Look through the lines below for the word "errors", and copy every line that has it.
◆ ◆ ◆ ◆ ◆
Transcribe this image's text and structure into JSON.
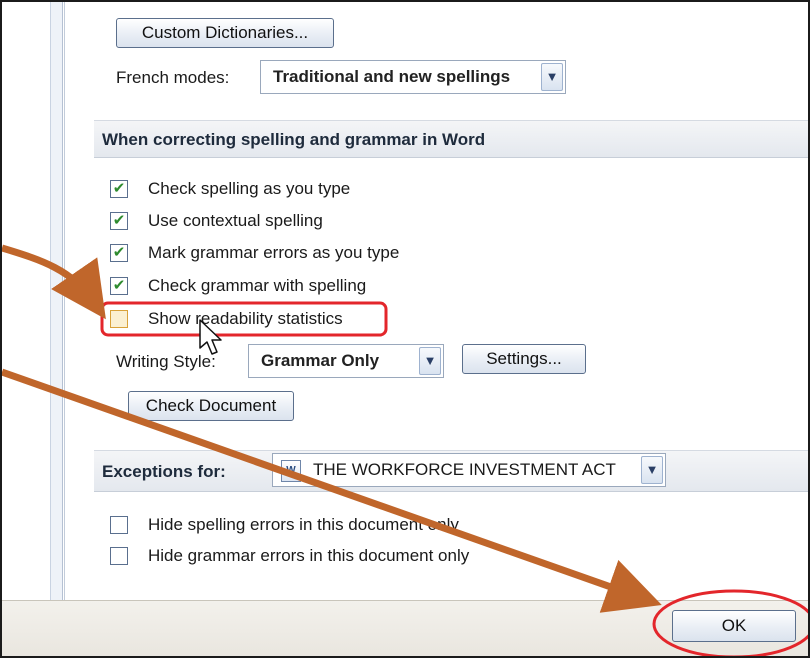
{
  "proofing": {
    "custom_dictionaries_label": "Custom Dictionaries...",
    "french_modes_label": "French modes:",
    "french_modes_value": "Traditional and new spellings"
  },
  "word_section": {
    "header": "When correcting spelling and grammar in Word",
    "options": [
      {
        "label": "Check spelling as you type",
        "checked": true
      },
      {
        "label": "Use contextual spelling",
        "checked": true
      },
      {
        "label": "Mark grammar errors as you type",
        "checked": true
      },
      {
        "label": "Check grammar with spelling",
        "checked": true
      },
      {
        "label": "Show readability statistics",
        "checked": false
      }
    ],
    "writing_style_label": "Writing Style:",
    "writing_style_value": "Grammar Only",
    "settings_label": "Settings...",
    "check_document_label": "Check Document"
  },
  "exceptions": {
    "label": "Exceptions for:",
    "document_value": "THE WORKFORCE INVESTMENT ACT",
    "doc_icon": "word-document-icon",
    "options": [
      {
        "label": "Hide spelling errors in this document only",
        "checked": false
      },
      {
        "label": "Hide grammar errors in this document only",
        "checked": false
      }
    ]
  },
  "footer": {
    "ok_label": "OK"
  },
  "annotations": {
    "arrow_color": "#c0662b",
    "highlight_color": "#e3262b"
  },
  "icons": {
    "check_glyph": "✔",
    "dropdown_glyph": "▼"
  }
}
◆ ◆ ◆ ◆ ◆
→ **REPLY**:
        "label": "Mark grammar errors as you type",
        "label": "Hide spelling errors in this document only",
        "label": "Hide grammar errors in this document only",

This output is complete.